South Korea’s Fair Trade Commission (FTC) has approved the acquisition of Nokia Corporation (ADR) (NYSE:NOK) by Microsoft Corporation (NASDAQ:MSFT) subject to conditions that will prevent the possibility of Microsoft misusing its patents. South Korean local authorities have been looking into the matter for almost two years post Microsoft making the global announcement of its acquisition in 2013. The US Company sought approval from the FTC on November 11, 2013.
In exchange for approving Microsoft’s intended acquisition of Nokia’s handset enterprise, the company has consented to put a limit on the royalties Samsung and other South Korean firms shell out for patents of the merged organizations over the coming seven years.
The agreement urges Microsoft to refrain from filing lawsuits against South Korean handset manufacturers over infringement of patents. The company on its own turned solutions to alleviate anti-competitive issues the previous year.
In the watch dog’s opinion, the solutions were not good enough. However, they initiated the approval process at the beginning of this year after taking into account Microsoft’s flexibility to change certain provisions during the review.
As part of the deal, Microsoft is not permitted to enforce royalties unfairly against South Korean firms. Standard Essential patents should be given in fair, reasonable and non-discriminatory terms. In case of “sensitive” trade secrets, the former must be requested via existing collaboration agreement. Non-SEPs royalties have to be lesser than the market price. Microsoft is not permitted to transfer its patents to a third party for the coming five years.
As per the FTC, it has given a fair hearing to all opinions of involved parties as well as industry experts during the review. It also obtained an agreement from Microsoft to not enforce sales ban on South Korean companies in the local market as well as abroad.

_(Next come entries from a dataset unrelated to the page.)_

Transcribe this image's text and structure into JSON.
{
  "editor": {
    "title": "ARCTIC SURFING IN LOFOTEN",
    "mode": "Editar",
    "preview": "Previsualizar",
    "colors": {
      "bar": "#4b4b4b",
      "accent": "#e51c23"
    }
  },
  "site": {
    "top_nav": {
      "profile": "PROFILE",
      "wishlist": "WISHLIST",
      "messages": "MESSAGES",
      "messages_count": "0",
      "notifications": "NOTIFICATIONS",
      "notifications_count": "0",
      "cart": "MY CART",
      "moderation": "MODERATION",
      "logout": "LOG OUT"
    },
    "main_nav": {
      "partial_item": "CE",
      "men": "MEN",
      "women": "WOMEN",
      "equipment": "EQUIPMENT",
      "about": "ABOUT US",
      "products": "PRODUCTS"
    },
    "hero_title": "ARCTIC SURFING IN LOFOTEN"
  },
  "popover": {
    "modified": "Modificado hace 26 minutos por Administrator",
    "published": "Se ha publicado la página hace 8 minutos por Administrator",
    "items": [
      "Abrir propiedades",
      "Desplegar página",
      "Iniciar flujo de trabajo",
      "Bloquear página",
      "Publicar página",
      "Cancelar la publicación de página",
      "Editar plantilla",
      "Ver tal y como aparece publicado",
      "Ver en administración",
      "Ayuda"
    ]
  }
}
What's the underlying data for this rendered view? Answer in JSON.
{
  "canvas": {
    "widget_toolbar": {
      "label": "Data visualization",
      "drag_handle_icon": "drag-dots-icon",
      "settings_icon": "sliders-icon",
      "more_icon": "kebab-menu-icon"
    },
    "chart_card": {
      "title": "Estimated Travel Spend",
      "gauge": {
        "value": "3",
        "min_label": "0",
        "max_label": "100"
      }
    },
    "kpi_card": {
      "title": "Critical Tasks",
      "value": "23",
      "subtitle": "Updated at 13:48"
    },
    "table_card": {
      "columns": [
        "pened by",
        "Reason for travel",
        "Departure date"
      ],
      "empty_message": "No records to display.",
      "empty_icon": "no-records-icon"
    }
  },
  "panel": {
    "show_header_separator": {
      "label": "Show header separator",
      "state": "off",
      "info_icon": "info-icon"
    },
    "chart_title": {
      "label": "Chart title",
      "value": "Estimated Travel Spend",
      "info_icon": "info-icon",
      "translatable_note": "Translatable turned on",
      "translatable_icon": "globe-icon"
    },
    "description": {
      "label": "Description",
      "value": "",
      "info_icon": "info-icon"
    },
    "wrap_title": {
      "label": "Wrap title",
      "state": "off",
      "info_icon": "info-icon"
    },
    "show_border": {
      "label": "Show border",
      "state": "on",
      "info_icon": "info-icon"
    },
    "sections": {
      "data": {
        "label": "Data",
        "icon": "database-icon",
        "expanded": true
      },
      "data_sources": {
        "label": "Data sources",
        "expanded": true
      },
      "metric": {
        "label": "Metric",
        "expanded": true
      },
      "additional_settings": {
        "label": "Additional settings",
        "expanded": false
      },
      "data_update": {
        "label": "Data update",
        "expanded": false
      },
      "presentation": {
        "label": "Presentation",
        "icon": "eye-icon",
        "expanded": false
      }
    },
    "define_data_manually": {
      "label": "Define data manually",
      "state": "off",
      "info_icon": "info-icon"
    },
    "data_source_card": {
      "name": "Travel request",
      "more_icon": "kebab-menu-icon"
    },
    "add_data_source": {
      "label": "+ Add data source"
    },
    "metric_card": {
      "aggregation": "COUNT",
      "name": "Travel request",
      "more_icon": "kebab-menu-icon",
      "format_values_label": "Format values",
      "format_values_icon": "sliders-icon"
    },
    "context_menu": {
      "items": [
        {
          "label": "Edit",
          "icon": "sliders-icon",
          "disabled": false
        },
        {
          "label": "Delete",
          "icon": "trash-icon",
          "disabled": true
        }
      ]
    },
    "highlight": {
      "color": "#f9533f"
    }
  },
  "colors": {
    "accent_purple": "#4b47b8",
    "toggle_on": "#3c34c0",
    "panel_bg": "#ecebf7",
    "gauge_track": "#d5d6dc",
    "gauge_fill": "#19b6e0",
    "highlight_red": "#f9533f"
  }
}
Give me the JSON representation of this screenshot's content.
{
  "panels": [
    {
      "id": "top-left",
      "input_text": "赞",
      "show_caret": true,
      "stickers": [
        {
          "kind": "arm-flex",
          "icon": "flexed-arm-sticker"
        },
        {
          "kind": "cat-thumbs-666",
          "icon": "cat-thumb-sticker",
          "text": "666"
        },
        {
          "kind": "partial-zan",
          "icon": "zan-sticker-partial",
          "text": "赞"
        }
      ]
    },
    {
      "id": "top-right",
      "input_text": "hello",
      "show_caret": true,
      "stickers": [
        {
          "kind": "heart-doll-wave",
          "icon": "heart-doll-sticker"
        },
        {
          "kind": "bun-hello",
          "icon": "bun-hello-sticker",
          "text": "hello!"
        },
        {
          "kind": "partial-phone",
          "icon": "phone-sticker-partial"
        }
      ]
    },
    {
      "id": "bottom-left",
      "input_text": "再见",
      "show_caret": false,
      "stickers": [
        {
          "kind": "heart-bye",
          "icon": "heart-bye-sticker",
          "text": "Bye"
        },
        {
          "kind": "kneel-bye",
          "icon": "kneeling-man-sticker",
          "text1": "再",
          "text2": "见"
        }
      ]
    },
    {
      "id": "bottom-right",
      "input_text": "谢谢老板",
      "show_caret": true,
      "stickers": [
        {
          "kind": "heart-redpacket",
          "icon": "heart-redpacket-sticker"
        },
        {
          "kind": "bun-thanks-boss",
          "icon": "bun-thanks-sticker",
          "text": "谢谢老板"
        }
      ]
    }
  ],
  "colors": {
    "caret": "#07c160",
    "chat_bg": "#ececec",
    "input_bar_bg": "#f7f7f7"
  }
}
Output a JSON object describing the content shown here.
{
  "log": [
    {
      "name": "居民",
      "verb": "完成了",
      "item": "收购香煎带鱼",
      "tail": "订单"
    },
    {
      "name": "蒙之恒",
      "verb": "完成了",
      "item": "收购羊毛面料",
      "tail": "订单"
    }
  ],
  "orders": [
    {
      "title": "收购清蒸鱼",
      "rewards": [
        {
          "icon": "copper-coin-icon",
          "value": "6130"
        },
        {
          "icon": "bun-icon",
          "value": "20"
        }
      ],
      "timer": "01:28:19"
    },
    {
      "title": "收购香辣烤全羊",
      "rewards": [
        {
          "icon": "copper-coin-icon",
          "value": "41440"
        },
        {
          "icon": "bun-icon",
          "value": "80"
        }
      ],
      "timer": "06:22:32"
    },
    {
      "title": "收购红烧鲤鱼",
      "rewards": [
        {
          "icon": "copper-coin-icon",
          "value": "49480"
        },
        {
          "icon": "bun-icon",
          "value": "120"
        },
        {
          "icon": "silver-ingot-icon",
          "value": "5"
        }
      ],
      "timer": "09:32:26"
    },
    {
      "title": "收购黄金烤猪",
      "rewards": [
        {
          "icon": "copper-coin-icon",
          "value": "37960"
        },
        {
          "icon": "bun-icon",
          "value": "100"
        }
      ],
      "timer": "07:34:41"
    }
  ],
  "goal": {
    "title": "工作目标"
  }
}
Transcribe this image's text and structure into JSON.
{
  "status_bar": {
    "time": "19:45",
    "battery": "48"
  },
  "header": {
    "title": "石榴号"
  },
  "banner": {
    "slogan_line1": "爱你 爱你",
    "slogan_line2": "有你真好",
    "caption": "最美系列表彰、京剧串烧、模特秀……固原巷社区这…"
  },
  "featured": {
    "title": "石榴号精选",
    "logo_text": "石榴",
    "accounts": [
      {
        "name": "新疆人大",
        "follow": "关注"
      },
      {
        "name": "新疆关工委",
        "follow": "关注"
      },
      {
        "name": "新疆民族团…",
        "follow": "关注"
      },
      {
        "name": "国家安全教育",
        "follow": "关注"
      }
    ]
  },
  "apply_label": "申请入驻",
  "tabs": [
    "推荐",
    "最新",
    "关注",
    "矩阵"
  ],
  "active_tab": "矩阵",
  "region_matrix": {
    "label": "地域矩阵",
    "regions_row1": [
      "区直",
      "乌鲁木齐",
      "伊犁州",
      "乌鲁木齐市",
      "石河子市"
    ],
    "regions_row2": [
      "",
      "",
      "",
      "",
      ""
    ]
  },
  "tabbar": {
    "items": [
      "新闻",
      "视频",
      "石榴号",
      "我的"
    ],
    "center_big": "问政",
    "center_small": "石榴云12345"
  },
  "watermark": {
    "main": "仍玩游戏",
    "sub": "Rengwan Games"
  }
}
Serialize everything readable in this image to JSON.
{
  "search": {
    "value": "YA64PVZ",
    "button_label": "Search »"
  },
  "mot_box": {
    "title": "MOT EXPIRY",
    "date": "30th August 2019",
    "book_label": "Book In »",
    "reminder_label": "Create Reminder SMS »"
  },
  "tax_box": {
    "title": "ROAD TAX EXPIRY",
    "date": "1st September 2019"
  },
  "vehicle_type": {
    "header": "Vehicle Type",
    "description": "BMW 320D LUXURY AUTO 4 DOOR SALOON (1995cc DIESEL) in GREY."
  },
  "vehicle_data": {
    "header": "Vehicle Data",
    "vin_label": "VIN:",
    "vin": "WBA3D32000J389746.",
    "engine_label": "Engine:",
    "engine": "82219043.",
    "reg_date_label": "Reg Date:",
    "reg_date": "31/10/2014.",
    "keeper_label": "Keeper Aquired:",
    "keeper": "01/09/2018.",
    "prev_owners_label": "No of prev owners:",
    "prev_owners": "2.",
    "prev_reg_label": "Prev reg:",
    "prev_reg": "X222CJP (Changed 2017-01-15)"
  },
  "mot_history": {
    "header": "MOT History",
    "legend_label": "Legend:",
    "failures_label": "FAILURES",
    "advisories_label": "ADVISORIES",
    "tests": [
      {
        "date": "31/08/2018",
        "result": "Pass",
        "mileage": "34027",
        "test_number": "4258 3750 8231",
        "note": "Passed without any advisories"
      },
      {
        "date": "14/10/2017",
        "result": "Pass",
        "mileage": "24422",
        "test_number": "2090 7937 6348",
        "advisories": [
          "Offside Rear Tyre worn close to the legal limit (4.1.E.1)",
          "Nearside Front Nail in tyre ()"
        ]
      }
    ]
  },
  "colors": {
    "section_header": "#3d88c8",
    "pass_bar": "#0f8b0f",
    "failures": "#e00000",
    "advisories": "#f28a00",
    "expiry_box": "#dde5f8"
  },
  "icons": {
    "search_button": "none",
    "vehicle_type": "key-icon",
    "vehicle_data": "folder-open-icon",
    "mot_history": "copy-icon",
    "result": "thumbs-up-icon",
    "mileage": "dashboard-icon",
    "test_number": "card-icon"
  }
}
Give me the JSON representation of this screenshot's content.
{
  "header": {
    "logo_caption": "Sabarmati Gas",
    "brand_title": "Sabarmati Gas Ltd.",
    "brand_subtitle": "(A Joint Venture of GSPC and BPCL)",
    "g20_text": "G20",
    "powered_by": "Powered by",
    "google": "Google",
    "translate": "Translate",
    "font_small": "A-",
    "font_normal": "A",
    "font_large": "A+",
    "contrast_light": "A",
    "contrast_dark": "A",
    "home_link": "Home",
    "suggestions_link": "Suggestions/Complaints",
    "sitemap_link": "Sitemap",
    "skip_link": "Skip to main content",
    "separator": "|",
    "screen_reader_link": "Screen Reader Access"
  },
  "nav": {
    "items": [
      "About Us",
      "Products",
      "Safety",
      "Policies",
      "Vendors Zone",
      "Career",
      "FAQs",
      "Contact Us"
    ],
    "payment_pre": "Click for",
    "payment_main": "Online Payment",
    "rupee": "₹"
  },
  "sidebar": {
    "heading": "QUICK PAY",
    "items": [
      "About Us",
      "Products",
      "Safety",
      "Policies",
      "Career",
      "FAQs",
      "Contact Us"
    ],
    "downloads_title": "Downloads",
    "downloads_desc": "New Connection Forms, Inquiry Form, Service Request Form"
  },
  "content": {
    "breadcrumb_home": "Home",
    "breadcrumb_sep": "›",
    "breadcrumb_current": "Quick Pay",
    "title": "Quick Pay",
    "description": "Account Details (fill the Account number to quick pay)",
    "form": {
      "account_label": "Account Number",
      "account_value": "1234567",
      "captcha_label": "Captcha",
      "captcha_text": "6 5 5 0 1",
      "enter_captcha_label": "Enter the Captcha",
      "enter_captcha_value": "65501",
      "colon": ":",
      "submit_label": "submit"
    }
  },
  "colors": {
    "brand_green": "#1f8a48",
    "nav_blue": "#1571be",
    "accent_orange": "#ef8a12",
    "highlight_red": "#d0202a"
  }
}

South Korea has been charged with following a protectionist policy. The latter is regarding it vigorous defending of local firms and stringent laws against foreign organizations. However the nation asserts that it is not the case.
Sources: zdnet, koreatimes